Data for processing Start Marker

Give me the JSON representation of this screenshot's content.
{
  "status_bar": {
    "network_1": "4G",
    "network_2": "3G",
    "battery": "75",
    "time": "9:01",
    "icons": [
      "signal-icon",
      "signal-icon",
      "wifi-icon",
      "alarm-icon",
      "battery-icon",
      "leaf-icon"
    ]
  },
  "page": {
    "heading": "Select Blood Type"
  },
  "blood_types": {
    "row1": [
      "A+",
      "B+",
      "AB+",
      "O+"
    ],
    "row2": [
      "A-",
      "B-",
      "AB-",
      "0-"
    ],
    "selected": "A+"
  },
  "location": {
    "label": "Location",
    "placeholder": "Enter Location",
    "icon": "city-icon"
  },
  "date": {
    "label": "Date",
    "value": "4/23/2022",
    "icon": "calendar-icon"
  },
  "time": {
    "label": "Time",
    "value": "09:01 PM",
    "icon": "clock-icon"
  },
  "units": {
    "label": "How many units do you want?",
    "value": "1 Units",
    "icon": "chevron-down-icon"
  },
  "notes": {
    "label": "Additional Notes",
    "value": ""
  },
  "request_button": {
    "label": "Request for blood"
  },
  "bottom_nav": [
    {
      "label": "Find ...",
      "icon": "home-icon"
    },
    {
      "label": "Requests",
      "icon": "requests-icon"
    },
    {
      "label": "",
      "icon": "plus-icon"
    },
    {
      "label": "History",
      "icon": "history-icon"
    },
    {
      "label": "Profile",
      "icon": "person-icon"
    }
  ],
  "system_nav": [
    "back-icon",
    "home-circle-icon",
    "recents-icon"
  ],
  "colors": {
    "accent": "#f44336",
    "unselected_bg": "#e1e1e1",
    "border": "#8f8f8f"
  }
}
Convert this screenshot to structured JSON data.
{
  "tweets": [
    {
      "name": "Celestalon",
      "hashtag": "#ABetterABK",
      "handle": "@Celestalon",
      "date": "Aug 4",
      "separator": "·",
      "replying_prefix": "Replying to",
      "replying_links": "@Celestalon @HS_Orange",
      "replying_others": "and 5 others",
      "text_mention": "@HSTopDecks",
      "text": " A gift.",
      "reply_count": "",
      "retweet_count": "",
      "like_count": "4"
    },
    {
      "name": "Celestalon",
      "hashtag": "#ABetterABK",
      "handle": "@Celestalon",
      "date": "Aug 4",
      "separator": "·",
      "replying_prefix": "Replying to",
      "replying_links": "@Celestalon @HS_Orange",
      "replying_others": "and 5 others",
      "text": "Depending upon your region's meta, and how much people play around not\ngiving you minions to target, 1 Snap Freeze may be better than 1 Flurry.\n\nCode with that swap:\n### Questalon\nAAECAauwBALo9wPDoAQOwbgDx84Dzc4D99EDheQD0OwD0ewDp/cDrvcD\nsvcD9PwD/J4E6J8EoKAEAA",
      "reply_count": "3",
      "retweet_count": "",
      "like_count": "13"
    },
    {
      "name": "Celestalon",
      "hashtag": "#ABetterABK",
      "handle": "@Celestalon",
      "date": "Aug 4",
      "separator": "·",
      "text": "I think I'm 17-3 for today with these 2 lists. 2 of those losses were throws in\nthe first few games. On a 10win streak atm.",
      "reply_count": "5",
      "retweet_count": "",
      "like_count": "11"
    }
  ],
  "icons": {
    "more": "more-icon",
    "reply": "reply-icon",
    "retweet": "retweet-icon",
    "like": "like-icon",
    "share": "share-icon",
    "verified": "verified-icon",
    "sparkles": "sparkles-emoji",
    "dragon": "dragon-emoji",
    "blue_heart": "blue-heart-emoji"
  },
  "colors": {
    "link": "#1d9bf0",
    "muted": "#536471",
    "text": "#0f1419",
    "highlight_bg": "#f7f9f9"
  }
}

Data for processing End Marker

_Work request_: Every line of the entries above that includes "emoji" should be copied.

_Result of the task_:
    "sparkles": "sparkles-emoji",
    "dragon": "dragon-emoji",
    "blue_heart": "blue-heart-emoji"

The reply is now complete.